Segment Open
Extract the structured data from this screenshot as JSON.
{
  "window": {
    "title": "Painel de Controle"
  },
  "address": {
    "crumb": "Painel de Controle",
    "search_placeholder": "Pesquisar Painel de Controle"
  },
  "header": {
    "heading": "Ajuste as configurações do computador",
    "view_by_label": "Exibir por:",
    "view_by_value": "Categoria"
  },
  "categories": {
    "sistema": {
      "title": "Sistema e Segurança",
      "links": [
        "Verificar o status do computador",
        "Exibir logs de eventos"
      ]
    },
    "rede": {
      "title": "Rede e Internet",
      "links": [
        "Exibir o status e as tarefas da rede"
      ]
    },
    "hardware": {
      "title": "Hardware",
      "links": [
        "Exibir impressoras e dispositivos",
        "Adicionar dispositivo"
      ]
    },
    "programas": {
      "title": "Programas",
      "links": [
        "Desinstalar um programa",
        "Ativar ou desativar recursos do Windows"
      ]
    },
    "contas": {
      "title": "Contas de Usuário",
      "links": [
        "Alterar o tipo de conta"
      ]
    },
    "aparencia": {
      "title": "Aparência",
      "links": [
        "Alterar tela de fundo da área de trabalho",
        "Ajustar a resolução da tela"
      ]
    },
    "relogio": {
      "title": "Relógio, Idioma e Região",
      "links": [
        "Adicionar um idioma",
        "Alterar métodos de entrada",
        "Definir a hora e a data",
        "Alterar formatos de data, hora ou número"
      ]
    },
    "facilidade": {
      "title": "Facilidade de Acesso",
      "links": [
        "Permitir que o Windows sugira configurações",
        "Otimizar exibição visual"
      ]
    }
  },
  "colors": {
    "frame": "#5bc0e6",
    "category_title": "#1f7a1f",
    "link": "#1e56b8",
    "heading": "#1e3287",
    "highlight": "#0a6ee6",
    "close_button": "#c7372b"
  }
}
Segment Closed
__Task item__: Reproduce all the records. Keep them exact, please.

__Answer to the exercise__:
Extract the structured data from this screenshot as JSON.
{
  "window": {
    "title": "Painel de Controle"
  },
  "address": {
    "crumb": "Painel de Controle",
    "search_placeholder": "Pesquisar Painel de Controle"
  },
  "header": {
    "heading": "Ajuste as configurações do computador",
    "view_by_label": "Exibir por:",
    "view_by_value": "Categoria"
  },
  "categories": {
    "sistema": {
      "title": "Sistema e Segurança",
      "links": [
        "Verificar o status do computador",
        "Exibir logs de eventos"
      ]
    },
    "rede": {
      "title": "Rede e Internet",
      "links": [
        "Exibir o status e as tarefas da rede"
      ]
    },
    "hardware": {
      "title": "Hardware",
      "links": [
        "Exibir impressoras e dispositivos",
        "Adicionar dispositivo"
      ]
    },
    "programas": {
      "title": "Programas",
      "links": [
        "Desinstalar um programa",
        "Ativar ou desativar recursos do Windows"
      ]
    },
    "contas": {
      "title": "Contas de Usuário",
      "links": [
        "Alterar o tipo de conta"
      ]
    },
    "aparencia": {
      "title": "Aparência",
      "links": [
        "Alterar tela de fundo da área de trabalho",
        "Ajustar a resolução da tela"
      ]
    },
    "relogio": {
      "title": "Relógio, Idioma e Região",
      "links": [
        "Adicionar um idioma",
        "Alterar métodos de entrada",
        "Definir a hora e a data",
        "Alterar formatos de data, hora ou número"
      ]
    },
    "facilidade": {
      "title": "Facilidade de Acesso",
      "links": [
        "Permitir que o Windows sugira configurações",
        "Otimizar exibição visual"
      ]
    }
  },
  "colors": {
    "frame": "#5bc0e6",
    "category_title": "#1f7a1f",
    "link": "#1e56b8",
    "heading": "#1e3287",
    "highlight": "#0a6ee6",
    "close_button": "#c7372b"
  }
}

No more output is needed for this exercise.